RECORDS FOR THIS EXERCISE:
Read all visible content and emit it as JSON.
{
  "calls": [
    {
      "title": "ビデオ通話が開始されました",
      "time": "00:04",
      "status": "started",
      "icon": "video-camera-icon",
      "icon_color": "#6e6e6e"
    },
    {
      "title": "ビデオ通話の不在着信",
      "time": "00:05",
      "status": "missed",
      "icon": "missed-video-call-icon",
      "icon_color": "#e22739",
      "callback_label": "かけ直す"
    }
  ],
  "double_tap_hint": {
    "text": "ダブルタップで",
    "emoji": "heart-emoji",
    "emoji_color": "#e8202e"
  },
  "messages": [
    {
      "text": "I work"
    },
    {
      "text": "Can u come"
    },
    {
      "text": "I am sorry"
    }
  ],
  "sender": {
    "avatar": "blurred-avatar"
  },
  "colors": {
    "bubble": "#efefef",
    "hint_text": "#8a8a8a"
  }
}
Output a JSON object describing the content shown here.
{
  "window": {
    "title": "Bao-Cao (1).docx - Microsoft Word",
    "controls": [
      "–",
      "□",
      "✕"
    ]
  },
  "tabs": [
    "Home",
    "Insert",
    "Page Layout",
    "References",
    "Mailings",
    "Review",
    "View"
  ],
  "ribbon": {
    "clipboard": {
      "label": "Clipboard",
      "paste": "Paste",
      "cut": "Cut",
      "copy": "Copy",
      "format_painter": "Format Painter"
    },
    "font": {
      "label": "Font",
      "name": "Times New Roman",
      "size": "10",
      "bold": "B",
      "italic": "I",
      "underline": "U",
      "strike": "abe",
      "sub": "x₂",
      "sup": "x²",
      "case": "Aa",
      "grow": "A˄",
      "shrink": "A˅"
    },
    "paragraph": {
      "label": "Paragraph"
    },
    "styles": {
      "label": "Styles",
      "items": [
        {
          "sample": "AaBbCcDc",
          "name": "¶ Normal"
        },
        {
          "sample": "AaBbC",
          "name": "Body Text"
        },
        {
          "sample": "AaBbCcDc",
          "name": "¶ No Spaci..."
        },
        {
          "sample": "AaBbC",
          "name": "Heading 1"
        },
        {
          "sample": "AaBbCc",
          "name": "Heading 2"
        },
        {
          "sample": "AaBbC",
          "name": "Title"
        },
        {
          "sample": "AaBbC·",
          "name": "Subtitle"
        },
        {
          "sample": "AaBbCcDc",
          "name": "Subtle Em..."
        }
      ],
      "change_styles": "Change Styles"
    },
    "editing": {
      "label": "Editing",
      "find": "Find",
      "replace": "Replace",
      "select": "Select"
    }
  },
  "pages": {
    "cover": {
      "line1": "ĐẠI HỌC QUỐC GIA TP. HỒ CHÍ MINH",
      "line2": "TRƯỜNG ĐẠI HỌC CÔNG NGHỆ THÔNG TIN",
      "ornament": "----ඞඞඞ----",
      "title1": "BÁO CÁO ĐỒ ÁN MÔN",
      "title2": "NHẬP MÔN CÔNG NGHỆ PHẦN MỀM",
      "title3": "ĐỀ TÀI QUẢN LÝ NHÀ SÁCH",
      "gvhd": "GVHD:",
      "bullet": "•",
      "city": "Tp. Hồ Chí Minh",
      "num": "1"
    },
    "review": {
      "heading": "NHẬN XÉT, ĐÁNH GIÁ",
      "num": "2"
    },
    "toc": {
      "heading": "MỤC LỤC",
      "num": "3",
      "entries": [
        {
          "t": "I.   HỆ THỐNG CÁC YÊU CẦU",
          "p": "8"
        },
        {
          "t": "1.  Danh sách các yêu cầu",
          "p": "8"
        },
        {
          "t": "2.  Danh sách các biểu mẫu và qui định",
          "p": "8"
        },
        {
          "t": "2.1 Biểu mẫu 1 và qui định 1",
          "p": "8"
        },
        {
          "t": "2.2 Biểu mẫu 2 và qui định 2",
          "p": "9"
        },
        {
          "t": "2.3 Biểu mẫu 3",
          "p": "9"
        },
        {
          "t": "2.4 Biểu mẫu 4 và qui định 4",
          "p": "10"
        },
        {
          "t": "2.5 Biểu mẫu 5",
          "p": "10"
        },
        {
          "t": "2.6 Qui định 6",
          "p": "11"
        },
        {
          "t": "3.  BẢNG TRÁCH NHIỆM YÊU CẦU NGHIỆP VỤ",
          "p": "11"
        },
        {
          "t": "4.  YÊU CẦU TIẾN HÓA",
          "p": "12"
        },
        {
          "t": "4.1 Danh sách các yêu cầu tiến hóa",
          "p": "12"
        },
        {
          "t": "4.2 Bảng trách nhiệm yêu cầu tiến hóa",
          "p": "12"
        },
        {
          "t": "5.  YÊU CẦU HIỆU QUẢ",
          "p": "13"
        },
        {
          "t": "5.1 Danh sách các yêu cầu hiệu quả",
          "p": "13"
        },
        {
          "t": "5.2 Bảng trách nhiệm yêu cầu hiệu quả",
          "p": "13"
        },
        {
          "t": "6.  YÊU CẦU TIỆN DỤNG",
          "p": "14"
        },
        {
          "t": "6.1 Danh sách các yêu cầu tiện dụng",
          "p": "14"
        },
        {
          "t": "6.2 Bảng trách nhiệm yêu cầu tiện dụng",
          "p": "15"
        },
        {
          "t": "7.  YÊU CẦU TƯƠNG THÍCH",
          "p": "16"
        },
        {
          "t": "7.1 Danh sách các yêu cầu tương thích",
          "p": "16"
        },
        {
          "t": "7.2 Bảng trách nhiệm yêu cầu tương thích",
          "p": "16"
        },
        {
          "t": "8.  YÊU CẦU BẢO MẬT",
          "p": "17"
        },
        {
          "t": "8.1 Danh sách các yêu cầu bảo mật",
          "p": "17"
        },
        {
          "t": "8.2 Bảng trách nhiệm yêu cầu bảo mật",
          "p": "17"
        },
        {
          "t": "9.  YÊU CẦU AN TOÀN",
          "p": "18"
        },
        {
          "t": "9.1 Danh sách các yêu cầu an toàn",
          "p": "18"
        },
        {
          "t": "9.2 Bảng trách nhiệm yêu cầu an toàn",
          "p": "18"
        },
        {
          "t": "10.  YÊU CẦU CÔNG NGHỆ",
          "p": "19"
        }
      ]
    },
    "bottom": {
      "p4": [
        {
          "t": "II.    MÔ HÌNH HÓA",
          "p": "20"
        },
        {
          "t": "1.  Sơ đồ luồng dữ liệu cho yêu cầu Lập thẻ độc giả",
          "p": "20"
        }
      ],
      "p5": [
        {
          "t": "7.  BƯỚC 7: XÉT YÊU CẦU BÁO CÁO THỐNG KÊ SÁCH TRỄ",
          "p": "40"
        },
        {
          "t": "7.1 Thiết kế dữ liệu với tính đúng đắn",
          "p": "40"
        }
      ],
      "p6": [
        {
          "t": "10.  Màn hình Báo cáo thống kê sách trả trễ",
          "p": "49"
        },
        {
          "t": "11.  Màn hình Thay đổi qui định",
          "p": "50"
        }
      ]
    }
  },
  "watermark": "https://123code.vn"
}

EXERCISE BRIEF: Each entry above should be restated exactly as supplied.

TASK RESULT:
Read all visible content and emit it as JSON.
{
  "calls": [
    {
      "title": "ビデオ通話が開始されました",
      "time": "00:04",
      "status": "started",
      "icon": "video-camera-icon",
      "icon_color": "#6e6e6e"
    },
    {
      "title": "ビデオ通話の不在着信",
      "time": "00:05",
      "status": "missed",
      "icon": "missed-video-call-icon",
      "icon_color": "#e22739",
      "callback_label": "かけ直す"
    }
  ],
  "double_tap_hint": {
    "text": "ダブルタップで",
    "emoji": "heart-emoji",
    "emoji_color": "#e8202e"
  },
  "messages": [
    {
      "text": "I work"
    },
    {
      "text": "Can u come"
    },
    {
      "text": "I am sorry"
    }
  ],
  "sender": {
    "avatar": "blurred-avatar"
  },
  "colors": {
    "bubble": "#efefef",
    "hint_text": "#8a8a8a"
  }
}
Output a JSON object describing the content shown here.
{
  "window": {
    "title": "Bao-Cao (1).docx - Microsoft Word",
    "controls": [
      "–",
      "□",
      "✕"
    ]
  },
  "tabs": [
    "Home",
    "Insert",
    "Page Layout",
    "References",
    "Mailings",
    "Review",
    "View"
  ],
  "ribbon": {
    "clipboard": {
      "label": "Clipboard",
      "paste": "Paste",
      "cut": "Cut",
      "copy": "Copy",
      "format_painter": "Format Painter"
    },
    "font": {
      "label": "Font",
      "name": "Times New Roman",
      "size": "10",
      "bold": "B",
      "italic": "I",
      "underline": "U",
      "strike": "abe",
      "sub": "x₂",
      "sup": "x²",
      "case": "Aa",
      "grow": "A˄",
      "shrink": "A˅"
    },
    "paragraph": {
      "label": "Paragraph"
    },
    "styles": {
      "label": "Styles",
      "items": [
        {
          "sample": "AaBbCcDc",
          "name": "¶ Normal"
        },
        {
          "sample": "AaBbC",
          "name": "Body Text"
        },
        {
          "sample": "AaBbCcDc",
          "name": "¶ No Spaci..."
        },
        {
          "sample": "AaBbC",
          "name": "Heading 1"
        },
        {
          "sample": "AaBbCc",
          "name": "Heading 2"
        },
        {
          "sample": "AaBbC",
          "name": "Title"
        },
        {
          "sample": "AaBbC·",
          "name": "Subtitle"
        },
        {
          "sample": "AaBbCcDc",
          "name": "Subtle Em..."
        }
      ],
      "change_styles": "Change Styles"
    },
    "editing": {
      "label": "Editing",
      "find": "Find",
      "replace": "Replace",
      "select": "Select"
    }
  },
  "pages": {
    "cover": {
      "line1": "ĐẠI HỌC QUỐC GIA TP. HỒ CHÍ MINH",
      "line2": "TRƯỜNG ĐẠI HỌC CÔNG NGHỆ THÔNG TIN",
      "ornament": "----ඞඞඞ----",
      "title1": "BÁO CÁO ĐỒ ÁN MÔN",
      "title2": "NHẬP MÔN CÔNG NGHỆ PHẦN MỀM",
      "title3": "ĐỀ TÀI QUẢN LÝ NHÀ SÁCH",
      "gvhd": "GVHD:",
      "bullet": "•",
      "city": "Tp. Hồ Chí Minh",
      "num": "1"
    },
    "review": {
      "heading": "NHẬN XÉT, ĐÁNH GIÁ",
      "num": "2"
    },
    "toc": {
      "heading": "MỤC LỤC",
      "num": "3",
      "entries": [
        {
          "t": "I.   HỆ THỐNG CÁC YÊU CẦU",
          "p": "8"
        },
        {
          "t": "1.  Danh sách các yêu cầu",
          "p": "8"
        },
        {
          "t": "2.  Danh sách các biểu mẫu và qui định",
          "p": "8"
        },
        {
          "t": "2.1 Biểu mẫu 1 và qui định 1",
          "p": "8"
        },
        {
          "t": "2.2 Biểu mẫu 2 và qui định 2",
          "p": "9"
        },
        {
          "t": "2.3 Biểu mẫu 3",
          "p": "9"
        },
        {
          "t": "2.4 Biểu mẫu 4 và qui định 4",
          "p": "10"
        },
        {
          "t": "2.5 Biểu mẫu 5",
          "p": "10"
        },
        {
          "t": "2.6 Qui định 6",
          "p": "11"
        },
        {
          "t": "3.  BẢNG TRÁCH NHIỆM YÊU CẦU NGHIỆP VỤ",
          "p": "11"
        },
        {
          "t": "4.  YÊU CẦU TIẾN HÓA",
          "p": "12"
        },
        {
          "t": "4.1 Danh sách các yêu cầu tiến hóa",
          "p": "12"
        },
        {
          "t": "4.2 Bảng trách nhiệm yêu cầu tiến hóa",
          "p": "12"
        },
        {
          "t": "5.  YÊU CẦU HIỆU QUẢ",
          "p": "13"
        },
        {
          "t": "5.1 Danh sách các yêu cầu hiệu quả",
          "p": "13"
        },
        {
          "t": "5.2 Bảng trách nhiệm yêu cầu hiệu quả",
          "p": "13"
        },
        {
          "t": "6.  YÊU CẦU TIỆN DỤNG",
          "p": "14"
        },
        {
          "t": "6.1 Danh sách các yêu cầu tiện dụng",
          "p": "14"
        },
        {
          "t": "6.2 Bảng trách nhiệm yêu cầu tiện dụng",
          "p": "15"
        },
        {
          "t": "7.  YÊU CẦU TƯƠNG THÍCH",
          "p": "16"
        },
        {
          "t": "7.1 Danh sách các yêu cầu tương thích",
          "p": "16"
        },
        {
          "t": "7.2 Bảng trách nhiệm yêu cầu tương thích",
          "p": "16"
        },
        {
          "t": "8.  YÊU CẦU BẢO MẬT",
          "p": "17"
        },
        {
          "t": "8.1 Danh sách các yêu cầu bảo mật",
          "p": "17"
        },
        {
          "t": "8.2 Bảng trách nhiệm yêu cầu bảo mật",
          "p": "17"
        },
        {
          "t": "9.  YÊU CẦU AN TOÀN",
          "p": "18"
        },
        {
          "t": "9.1 Danh sách các yêu cầu an toàn",
          "p": "18"
        },
        {
          "t": "9.2 Bảng trách nhiệm yêu cầu an toàn",
          "p": "18"
        },
        {
          "t": "10.  YÊU CẦU CÔNG NGHỆ",
          "p": "19"
        }
      ]
    },
    "bottom": {
      "p4": [
        {
          "t": "II.    MÔ HÌNH HÓA",
          "p": "20"
        },
        {
          "t": "1.  Sơ đồ luồng dữ liệu cho yêu cầu Lập thẻ độc giả",
          "p": "20"
        }
      ],
      "p5": [
        {
          "t": "7.  BƯỚC 7: XÉT YÊU CẦU BÁO CÁO THỐNG KÊ SÁCH TRỄ",
          "p": "40"
        },
        {
          "t": "7.1 Thiết kế dữ liệu với tính đúng đắn",
          "p": "40"
        }
      ],
      "p6": [
        {
          "t": "10.  Màn hình Báo cáo thống kê sách trả trễ",
          "p": "49"
        },
        {
          "t": "11.  Màn hình Thay đổi qui định",
          "p": "50"
        }
      ]
    }
  },
  "watermark": "https://123code.vn"
}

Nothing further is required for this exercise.